Data about app and page elements:
-=-=-

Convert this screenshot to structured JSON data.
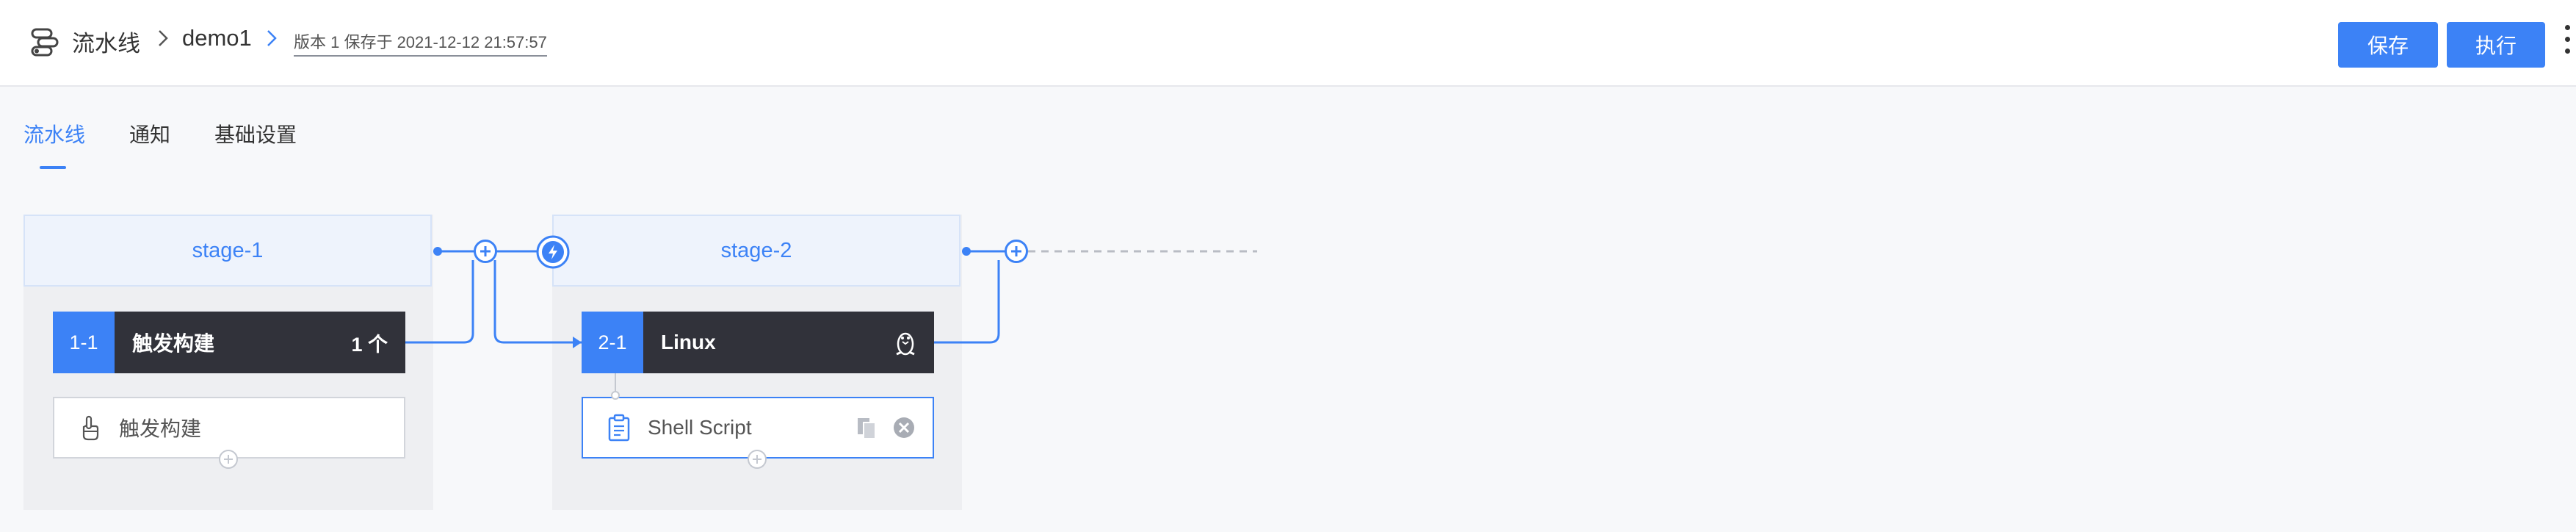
{
  "header": {
    "breadcrumb_root": "流水线",
    "pipeline_name": "demo1",
    "version_info": "版本 1 保存于 2021-12-12 21:57:57",
    "save_label": "保存",
    "run_label": "执行"
  },
  "tabs": [
    {
      "label": "流水线",
      "active": true
    },
    {
      "label": "通知",
      "active": false
    },
    {
      "label": "基础设置",
      "active": false
    }
  ],
  "stages": [
    {
      "name": "stage-1",
      "job": {
        "id": "1-1",
        "title": "触发构建",
        "count": "1 个"
      },
      "atom": {
        "label": "触发构建",
        "icon": "hand-pointer-icon"
      }
    },
    {
      "name": "stage-2",
      "job": {
        "id": "2-1",
        "title": "Linux",
        "os_icon": "linux-penguin-icon"
      },
      "atom": {
        "label": "Shell Script",
        "icon": "clipboard-icon"
      }
    }
  ],
  "colors": {
    "accent": "#3c82f6",
    "job_header_bg": "#31323a",
    "stage_header_bg": "#eef3fc"
  }
}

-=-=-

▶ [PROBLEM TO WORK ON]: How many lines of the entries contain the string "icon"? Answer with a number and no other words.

▶ [RESPONSE BELOW]: 3